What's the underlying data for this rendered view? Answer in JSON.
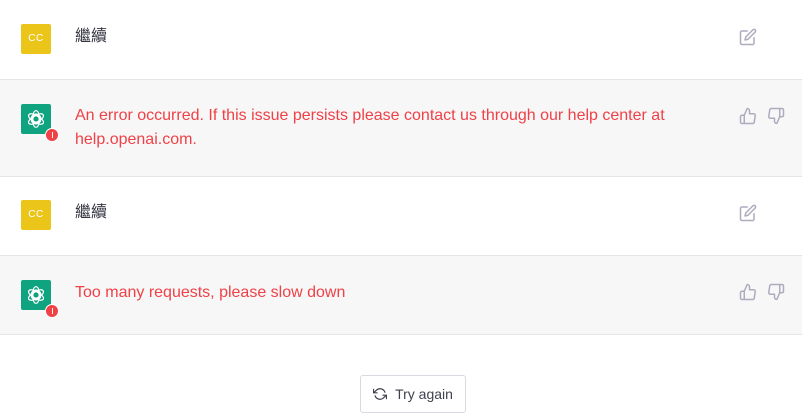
{
  "messages": [
    {
      "role": "user",
      "avatar_initials": "CC",
      "text": "繼續"
    },
    {
      "role": "assistant",
      "status": "error",
      "text": "An error occurred. If this issue persists please contact us through our help center at help.openai.com."
    },
    {
      "role": "user",
      "avatar_initials": "CC",
      "text": "繼續"
    },
    {
      "role": "assistant",
      "status": "error",
      "text": "Too many requests, please slow down"
    }
  ],
  "actions": {
    "edit_icon": "edit-icon",
    "thumbs_up_icon": "thumbs-up-icon",
    "thumbs_down_icon": "thumbs-down-icon"
  },
  "try_again": {
    "label": "Try again",
    "icon": "refresh-icon"
  },
  "colors": {
    "user_avatar_bg": "#ecc51b",
    "bot_avatar_bg": "#10a37f",
    "error_text": "#ef4146",
    "assistant_row_bg": "#f7f7f8"
  }
}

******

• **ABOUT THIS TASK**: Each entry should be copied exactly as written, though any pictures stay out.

• **ANSWER TO THE PROBLEM**:
What's the underlying data for this rendered view? Answer in JSON.
{
  "messages": [
    {
      "role": "user",
      "avatar_initials": "CC",
      "text": "繼續"
    },
    {
      "role": "assistant",
      "status": "error",
      "text": "An error occurred. If this issue persists please contact us through our help center at help.openai.com."
    },
    {
      "role": "user",
      "avatar_initials": "CC",
      "text": "繼續"
    },
    {
      "role": "assistant",
      "status": "error",
      "text": "Too many requests, please slow down"
    }
  ],
  "actions": {
    "edit_icon": "edit-icon",
    "thumbs_up_icon": "thumbs-up-icon",
    "thumbs_down_icon": "thumbs-down-icon"
  },
  "try_again": {
    "label": "Try again",
    "icon": "refresh-icon"
  },
  "colors": {
    "user_avatar_bg": "#ecc51b",
    "bot_avatar_bg": "#10a37f",
    "error_text": "#ef4146",
    "assistant_row_bg": "#f7f7f8"
  }
}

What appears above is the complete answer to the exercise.